|Cooperative Classification||G01F1/667, G01P5/245|
|European Classification||G01P5/24T, G01F1/66F|
|Feb 7, 2002||AS||Assignment|
Owner name: UNIVERSITY OF SYDNEY, THE, AUSTRALIA
Free format text: ASSIGNMENT OF ASSIGNORS INTEREST;ASSIGNOR:COLE, TREVOR;REEL/FRAME:012610/0702
Effective date: 20011210
|Dec 29, 2006||FPAY||Fee payment|
Year of fee payment: 4
|Feb 28, 2011||REMI||Maintenance fee reminder mailed|
|Jul 22, 2011||LAPS||Lapse for failure to pay maintenance fees|

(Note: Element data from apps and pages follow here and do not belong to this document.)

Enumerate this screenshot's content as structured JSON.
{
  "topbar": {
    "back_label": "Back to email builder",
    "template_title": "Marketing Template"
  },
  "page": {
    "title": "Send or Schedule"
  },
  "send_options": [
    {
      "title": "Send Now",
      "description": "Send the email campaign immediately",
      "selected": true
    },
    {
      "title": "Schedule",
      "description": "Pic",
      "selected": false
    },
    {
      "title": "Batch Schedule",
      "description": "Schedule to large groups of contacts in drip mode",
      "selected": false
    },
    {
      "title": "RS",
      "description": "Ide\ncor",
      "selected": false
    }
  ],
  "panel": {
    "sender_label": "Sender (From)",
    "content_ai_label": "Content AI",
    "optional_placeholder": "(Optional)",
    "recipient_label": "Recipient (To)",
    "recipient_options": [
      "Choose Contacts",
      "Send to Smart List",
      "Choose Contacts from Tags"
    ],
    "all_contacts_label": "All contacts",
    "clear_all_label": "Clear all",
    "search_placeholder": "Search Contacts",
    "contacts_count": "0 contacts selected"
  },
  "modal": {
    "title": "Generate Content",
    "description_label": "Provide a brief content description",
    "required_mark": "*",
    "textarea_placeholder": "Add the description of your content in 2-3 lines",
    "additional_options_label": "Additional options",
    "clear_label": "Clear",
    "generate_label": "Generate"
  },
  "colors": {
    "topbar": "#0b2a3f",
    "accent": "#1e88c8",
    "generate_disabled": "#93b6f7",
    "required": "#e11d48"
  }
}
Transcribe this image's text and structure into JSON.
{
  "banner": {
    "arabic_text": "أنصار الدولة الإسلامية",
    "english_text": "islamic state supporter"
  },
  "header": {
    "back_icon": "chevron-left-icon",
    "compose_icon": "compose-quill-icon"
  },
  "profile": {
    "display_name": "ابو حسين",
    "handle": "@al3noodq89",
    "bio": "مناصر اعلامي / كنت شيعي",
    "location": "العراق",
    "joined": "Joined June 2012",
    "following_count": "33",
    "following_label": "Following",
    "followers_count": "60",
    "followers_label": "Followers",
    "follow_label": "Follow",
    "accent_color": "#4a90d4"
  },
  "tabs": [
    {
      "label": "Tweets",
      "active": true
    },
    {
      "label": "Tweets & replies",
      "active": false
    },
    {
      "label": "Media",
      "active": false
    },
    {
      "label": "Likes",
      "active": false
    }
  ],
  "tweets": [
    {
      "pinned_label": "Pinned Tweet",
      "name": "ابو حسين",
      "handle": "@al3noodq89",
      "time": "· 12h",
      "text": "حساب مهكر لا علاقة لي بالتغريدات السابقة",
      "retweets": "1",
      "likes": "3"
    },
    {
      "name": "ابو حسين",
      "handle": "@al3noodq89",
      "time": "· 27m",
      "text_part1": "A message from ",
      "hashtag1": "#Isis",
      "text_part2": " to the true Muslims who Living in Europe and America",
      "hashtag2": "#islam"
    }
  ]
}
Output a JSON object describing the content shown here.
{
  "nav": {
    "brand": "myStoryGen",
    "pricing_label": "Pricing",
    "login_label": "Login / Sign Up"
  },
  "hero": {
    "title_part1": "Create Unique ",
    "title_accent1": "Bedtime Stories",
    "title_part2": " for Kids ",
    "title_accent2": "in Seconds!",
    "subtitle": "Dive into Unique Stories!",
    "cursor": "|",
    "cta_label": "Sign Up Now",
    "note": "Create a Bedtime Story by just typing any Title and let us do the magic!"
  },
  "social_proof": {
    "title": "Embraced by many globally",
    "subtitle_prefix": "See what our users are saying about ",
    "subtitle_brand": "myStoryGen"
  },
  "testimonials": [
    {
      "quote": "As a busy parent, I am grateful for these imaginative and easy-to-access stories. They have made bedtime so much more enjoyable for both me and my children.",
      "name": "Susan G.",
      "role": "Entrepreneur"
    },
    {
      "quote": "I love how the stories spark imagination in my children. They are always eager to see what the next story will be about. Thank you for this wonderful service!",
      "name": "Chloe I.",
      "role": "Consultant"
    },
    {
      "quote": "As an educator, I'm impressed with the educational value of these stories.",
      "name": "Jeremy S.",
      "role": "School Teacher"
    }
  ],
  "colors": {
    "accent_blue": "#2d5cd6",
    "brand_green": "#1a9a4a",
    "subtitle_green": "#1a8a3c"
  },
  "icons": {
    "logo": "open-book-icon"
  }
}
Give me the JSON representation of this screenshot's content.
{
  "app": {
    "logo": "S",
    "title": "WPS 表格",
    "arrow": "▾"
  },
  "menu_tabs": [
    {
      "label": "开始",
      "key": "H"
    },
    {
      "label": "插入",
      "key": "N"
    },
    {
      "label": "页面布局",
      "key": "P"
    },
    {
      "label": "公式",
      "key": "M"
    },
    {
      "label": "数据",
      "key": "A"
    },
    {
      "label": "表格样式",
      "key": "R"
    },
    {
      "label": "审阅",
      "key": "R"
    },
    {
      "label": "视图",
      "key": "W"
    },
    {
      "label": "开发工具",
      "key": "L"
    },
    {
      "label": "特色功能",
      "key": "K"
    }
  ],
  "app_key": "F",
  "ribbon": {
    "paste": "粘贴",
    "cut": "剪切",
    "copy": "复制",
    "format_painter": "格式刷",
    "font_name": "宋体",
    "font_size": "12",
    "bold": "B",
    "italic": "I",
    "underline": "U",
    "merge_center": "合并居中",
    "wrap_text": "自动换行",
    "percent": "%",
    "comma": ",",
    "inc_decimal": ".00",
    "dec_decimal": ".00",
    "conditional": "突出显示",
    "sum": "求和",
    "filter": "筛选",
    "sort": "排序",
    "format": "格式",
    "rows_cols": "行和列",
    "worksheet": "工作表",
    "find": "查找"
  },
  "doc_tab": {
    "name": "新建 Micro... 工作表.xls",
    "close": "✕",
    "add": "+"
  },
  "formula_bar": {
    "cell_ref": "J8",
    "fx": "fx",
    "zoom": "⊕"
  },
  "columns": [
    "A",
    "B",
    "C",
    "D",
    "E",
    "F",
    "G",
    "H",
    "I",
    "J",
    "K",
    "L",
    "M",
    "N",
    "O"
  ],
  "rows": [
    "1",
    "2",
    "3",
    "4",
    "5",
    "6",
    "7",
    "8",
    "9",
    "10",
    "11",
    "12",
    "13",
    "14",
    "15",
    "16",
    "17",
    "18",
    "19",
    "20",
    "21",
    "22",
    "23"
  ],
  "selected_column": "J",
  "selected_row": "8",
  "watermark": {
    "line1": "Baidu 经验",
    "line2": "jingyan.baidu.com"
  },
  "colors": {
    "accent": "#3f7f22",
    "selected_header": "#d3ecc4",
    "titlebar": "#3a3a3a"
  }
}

|Sep 13, 2011||FP||Expired due to failure to pay maintenance fee|
Effective date: 20110722